The release of the President’s budget follows his February 2 State of the Union Address, in which he said the following about medical research:

“Because a society is measured by how it treats the weak and vulnerable, we must strive to build a culture of life. Medical research can help us reach that goal, by developing treatments and cures that save lives and help people overcome disabilities. And I thank the Congress for doubling the funding of the National Institutes of Health. To build a culture of life, we must also ensure that scientific advances always serve human dignity, not take advantage of some lives for the benefit of others. We should all be able to agree on some clear standards. I will work with Congress to ensure that human embryos are not created for experimentation or grown for body parts and that human life is never bought or sold as a commodity. America will continue to lead the world in medical research that is ambitious, aggressive and always ethical.”

With NIH re-authorization hearings planned in the 109 th Congress by the House Energy and Commerce Committee, led by Cong. Joe Barton (R-TX), NIH budget priorities and research with respect to stem cells will likely take center stage this year, in addition to its focus at the Senate and House Labor, Health and Human Services and Education (LHHS) Subcommittee hearings, usually held in the March-April timeframe. NAEVR has submitted a request to provide “Citizen Witness” testimony at the upcoming House LHHS Subcommittee hearing.

Senator Specter Stays as Senate LHHS Subcommittee Chair

In the February 8 The Washington Post, Senator Arlen Specter (R-PA) announced that he has decided to stay on as the Chair of the Labor/HHS/Education (LHHS) Subcommittee of the Senate Appropriations Committee. As far back as December and passage of the Intelligence reform bill, Sen. Specter had indicated that he might move to a newly created Intelligence Subcommittee. NAEVR, joining with colleagues in the medical research community, wrote to the Senator, urging him to consider staying on as LHHS Subcommittee Chair, since his leadership was crucial in the current fiscal environment.

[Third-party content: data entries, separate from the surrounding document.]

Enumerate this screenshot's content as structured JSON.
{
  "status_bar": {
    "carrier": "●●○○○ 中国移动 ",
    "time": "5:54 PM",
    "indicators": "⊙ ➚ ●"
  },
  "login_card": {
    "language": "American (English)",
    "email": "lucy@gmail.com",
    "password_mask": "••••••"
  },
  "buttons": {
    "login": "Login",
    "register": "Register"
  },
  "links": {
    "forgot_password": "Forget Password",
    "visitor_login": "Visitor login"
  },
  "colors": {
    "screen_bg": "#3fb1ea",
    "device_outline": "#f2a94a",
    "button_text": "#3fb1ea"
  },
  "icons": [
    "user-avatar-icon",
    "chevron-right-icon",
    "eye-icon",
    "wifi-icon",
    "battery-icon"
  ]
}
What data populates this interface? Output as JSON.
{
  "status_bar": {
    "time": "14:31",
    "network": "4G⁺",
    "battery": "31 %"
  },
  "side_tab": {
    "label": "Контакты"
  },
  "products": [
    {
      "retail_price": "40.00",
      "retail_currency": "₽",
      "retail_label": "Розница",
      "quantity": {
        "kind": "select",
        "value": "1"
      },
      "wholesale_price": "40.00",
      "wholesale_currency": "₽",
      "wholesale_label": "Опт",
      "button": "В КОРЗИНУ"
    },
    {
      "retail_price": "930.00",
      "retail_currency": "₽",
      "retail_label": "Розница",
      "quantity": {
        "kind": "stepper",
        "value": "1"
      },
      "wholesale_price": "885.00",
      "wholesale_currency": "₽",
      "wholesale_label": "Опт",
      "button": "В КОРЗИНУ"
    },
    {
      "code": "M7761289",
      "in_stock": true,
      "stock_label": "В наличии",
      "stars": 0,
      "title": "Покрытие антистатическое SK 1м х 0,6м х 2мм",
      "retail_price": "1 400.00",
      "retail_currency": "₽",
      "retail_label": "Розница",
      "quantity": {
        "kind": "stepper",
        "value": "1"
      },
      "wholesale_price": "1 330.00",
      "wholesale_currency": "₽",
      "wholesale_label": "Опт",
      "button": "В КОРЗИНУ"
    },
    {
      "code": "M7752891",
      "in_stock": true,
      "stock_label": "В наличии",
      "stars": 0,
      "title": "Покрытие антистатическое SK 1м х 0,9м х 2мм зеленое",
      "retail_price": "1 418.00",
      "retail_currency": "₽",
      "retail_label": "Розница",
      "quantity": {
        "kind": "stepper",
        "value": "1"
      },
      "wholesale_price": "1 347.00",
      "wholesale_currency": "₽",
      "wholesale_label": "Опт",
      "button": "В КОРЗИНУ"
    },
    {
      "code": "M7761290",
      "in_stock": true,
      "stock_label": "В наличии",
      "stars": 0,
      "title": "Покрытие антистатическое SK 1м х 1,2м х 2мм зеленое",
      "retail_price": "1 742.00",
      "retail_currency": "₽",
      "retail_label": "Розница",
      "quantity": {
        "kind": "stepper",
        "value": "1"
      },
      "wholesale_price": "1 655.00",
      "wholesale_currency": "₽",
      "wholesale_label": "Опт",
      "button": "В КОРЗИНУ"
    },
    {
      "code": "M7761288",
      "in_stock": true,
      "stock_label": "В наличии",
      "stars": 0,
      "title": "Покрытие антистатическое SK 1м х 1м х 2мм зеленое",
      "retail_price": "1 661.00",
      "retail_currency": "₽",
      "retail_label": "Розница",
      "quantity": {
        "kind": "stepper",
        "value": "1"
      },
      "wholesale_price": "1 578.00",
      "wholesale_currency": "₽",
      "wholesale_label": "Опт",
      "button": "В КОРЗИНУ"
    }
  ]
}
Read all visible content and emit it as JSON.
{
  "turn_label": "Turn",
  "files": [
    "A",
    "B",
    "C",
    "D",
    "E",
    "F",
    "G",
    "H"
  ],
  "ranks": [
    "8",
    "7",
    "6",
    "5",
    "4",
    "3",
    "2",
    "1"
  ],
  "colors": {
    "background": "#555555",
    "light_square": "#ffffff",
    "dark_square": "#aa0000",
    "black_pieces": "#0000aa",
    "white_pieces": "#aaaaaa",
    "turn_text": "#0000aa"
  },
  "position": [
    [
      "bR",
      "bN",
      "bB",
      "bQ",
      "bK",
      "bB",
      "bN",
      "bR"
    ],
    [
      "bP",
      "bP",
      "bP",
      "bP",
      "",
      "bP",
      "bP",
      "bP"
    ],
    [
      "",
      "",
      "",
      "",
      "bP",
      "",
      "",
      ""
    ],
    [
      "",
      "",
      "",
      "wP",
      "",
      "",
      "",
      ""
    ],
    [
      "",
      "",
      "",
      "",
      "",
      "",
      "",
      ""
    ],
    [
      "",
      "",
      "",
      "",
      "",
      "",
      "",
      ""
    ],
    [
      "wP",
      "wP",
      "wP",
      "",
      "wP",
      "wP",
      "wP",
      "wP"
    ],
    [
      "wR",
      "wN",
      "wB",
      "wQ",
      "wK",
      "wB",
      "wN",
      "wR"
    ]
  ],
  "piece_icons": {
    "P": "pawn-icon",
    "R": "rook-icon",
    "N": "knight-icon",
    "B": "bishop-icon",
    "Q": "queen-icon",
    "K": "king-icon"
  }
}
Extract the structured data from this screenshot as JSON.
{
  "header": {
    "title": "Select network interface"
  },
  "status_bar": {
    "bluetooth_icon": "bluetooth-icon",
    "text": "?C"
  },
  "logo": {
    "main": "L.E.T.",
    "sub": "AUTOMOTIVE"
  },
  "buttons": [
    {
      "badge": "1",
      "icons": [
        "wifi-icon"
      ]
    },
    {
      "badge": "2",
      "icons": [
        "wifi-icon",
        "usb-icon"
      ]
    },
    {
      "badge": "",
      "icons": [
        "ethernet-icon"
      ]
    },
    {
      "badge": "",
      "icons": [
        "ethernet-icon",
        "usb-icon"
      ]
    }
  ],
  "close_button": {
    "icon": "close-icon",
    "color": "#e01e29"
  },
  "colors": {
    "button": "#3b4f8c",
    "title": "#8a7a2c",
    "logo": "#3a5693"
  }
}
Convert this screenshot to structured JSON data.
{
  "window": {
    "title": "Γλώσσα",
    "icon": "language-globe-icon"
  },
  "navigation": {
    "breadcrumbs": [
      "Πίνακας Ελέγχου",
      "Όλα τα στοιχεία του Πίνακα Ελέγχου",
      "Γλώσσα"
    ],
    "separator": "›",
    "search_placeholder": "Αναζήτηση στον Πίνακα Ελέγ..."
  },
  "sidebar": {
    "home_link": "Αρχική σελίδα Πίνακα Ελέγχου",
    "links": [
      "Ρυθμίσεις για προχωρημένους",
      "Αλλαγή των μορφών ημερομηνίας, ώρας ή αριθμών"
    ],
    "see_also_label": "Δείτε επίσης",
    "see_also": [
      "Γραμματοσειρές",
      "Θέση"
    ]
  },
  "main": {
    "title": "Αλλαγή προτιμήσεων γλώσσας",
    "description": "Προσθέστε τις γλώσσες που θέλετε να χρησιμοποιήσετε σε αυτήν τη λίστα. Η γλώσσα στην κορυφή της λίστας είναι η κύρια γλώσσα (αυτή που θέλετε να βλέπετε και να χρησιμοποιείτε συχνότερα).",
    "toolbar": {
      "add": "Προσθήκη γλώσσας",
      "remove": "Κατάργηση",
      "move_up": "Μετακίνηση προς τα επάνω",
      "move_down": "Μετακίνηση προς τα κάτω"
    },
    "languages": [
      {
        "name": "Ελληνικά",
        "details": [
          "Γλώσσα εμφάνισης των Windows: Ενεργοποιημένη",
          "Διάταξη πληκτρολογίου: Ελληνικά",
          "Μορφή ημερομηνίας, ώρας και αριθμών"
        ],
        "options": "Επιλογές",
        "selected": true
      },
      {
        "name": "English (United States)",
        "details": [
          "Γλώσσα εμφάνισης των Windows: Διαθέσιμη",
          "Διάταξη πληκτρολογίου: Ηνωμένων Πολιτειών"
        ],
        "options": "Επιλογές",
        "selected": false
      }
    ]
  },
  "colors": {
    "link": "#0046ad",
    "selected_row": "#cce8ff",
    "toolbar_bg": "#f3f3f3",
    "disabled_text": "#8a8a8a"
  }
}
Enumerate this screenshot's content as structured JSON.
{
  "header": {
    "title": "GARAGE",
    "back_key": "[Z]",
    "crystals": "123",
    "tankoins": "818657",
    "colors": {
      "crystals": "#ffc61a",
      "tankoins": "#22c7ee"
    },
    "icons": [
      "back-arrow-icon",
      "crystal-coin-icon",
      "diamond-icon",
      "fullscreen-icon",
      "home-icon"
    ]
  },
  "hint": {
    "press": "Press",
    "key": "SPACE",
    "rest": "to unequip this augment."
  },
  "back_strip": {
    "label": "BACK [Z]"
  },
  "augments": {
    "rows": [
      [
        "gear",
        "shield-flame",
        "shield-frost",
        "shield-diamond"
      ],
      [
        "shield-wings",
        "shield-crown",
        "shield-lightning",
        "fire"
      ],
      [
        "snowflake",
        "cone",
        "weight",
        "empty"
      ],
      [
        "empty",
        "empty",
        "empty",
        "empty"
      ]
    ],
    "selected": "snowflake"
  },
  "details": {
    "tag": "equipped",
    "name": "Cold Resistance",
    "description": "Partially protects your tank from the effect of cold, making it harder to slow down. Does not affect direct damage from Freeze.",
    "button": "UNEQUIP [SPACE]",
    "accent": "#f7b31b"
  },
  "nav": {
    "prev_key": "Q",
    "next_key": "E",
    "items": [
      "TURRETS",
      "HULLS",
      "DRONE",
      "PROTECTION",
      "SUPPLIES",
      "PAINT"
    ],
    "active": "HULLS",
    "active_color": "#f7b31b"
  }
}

Senator Specter notes that, “FY2006 looks like an especially tough year,” and leads his list of budget concerns with funding for the NIH, in which he acknowledges the bipartisan work with Sen. Tom Harkin (D-IA) to double the NIH budget. He states that, “those gains may be nullified unless increases in funding continues.”

With Senator Specter’s announcement, the leadership of the committees and subcommittees relating to NIH/NEI appropriations is now complete. Senator Thad Cochran (R-MS) chairs the Senate Appropriations Committee; Senator Specter chairs the LHHS Subcommittee. Cong. Jerry Lewis (R-CA) chairs the House Appropriations Committee; Cong. Ralph Regula (R-OH) chairs the LHHS Subcommittee.

NAEVR Advocacy

At a January 25 reception to release the new Vision and Blindness fact sheet developed by Research!America in consultation with NAEVR, Senator Jim Jeffords (I-VT) spoke passionately about his recent cataract surgery. A champion for medical research, health and aging issues, the Senator provided his own personal observation about the value of eye and vision research. Internationally noted ophthalmic researcher Dr. Neil Bressler (Johns Hopkins University School of Medicine) reported on his recently published NEI-sponsored research in which patients with advanced age-related macular degeneration (AMD) equated the ‘preference value’ for this condition to symptomatic AIDS or chronic renal failure on home dialysis ( Archives of Ophthalmology, December 2004).

NAEVR is pleased that it was able to bring together key Congressional staff and the community of support for eye and vision research so early in the FY2006 budget and appropriations process. NAEVR will continue to advocate for $711 million for the NEI in the FY2006 budget (a 6 percent increase) so that its research can result in treatments and therapies to prevent the onset of eye disease and restore vision.